Read Fr. Doug's blog for sermons, notes and more. 

Dear Friends in Christ,

What Will You Do with Forty Days?

In just a few weeks, we will begin the season of Lent. Since the earliest times of the Church, there is evidence of some kind of Lenten preparation for Easter. However, the forty-day liturgical season of Lent gained prominence in the fourth century.

This year I have been reflecting on the significance of forty days. For forty days Noah drifted on the water during the great flood waiting for new creation to emerge. For forty days Moses entered into the presence of God on Mount Sinai waiting for the law to be given. For forty days Elijah lived in a cave on Mount Horeb where he heard the still small voice of the Lord. For forty days Jesus was tempted in the wilderness as he prepared for his public life and ministry. In each of these cases, the course of a person’s life was transformed in just forty days.

Every year, we are given the gift of forty days. Every year, we are given a time for reflection and solitude, a time for self-examination and repentance, a time to be honest with ourselves, a time of healing. Since the earliest days of the church, Christians have recognized the need to set aside time for spiritual renewal as we prepare to celebrate the events of Christ’s passion, death, and resurrection.

As we begin this season of Lent, the question for us to consider is simply “What will we do with these forty days?”  Will we just let them slip by relatively unnoticed? Or will we accept the gift of this season and enter into a time of deepening of our spiritual life? What will we do with these forty days? As we contemplate this question, let me offer THREE words that I believe can help us to understand the season of Lent:

The first word is INTENTION. Lent doesn’t just happen. There is a decision that must be made to intentionally use this time for spiritual renewal and a deepening of your relationship with God. Too often, we make the mistake of assuming that spiritual growth will somehow just happen.

The second word is DISCIPLINE. Our intentions must be expressed through our actions in the form of spiritual disciplines. The Book of Common Prayer calls us to observe “a holy Lent self-examination and repentance; by prayer, fasting, and self-denial; and by reading and meditating on God's holy Word.”

The third word is TRANSFORMATION. The practice of spiritual disciplines puts us in a position to experience spiritual transformation. By being intentional about the work of prayer and self-examination, we open ourselves to the transforming power of God’s love and healing grace.
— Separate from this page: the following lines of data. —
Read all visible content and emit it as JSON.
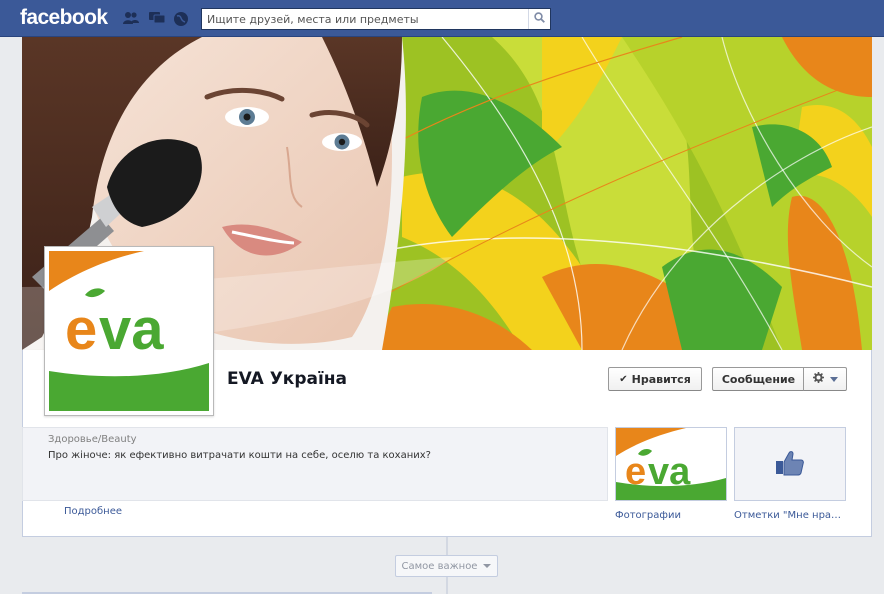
{
  "header": {
    "logo": "facebook",
    "search_placeholder": "Ищите друзей, места или предметы"
  },
  "page": {
    "name": "EVA Україна",
    "logo_text": "eva"
  },
  "actions": {
    "like_label": "Нравится",
    "message_label": "Сообщение"
  },
  "about": {
    "category": "Здоровье/Beauty",
    "description": "Про жіноче: як ефективно витрачати кошти на себе, оселю та коханих?",
    "more_link": "Подробнее"
  },
  "apps": [
    {
      "label": "Фотографии"
    },
    {
      "label": "Отметки \"Мне нрав…"
    }
  ],
  "timeline": {
    "sort_label": "Самое важное"
  },
  "colors": {
    "fb_blue": "#3b5998",
    "eva_orange": "#e8861a",
    "eva_green": "#4aa832",
    "cover_lime": "#9cc321",
    "cover_yellow": "#f3d21c"
  }
}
 Ready or not, Lent is coming! WHAT WILL YOU DO WITH THESE FORTY DAYS?

 In Christ,